                The chaste Diana’s private haunt, there stood


Diana / Artemis, goddess of the Hunt,
and of the Moon


                Full in the centre of the darksome wood

                A spacious grotto, all around o’er-grown

                With hoary moss, and arch’d with pumice-stone.


see above


                From out its rocky clefts the waters flow,

                And trickling swell into a lake below.

                Nature had ev’ry where so plaid her part,

                That ev’ry where she seem’d to vie with art.


to vie, to contend, to curry for

position, favour


                Here the bright Goddess, toil’d and chaf’d with heat,

                Was wont to bathe her in the cool retreat.

                Here did she now with all her train resort,

                Panting with heat, and breathless from the sport;

                Her armour-bearer laid her bow aside,

                Some loos’d her sandals, some her veil unty’d;

                Each busy nymph her proper part undrest;

                While Crocale, more handy than the rest,

                Gather’d her flowing hair, and in a noose

                Bound it together, whilst her own hung loose.


Crocale, one of Diana’s nymphs


                Five of the more ignoble sort by turns

                Fetch up the water, and unlade the urns.


ignoble, not noble, lacking authority,

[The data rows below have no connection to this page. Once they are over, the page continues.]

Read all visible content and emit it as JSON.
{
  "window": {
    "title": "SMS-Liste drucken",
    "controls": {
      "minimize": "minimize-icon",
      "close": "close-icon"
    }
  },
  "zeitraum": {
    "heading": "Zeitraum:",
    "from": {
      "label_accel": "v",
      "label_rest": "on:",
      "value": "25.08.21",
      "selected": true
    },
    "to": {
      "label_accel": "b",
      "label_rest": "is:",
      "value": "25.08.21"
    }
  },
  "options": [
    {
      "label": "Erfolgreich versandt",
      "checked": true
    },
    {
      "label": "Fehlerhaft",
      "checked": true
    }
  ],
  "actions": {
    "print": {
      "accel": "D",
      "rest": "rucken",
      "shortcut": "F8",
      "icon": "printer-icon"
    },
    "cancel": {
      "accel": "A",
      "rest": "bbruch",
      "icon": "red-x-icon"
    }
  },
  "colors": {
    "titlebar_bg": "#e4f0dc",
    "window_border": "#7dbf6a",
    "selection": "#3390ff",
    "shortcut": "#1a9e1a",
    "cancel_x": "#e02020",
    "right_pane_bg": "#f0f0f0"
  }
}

pedigree, courtly experience 


unlade, empty


an idyll about to unravel


stay tuned



R ! chard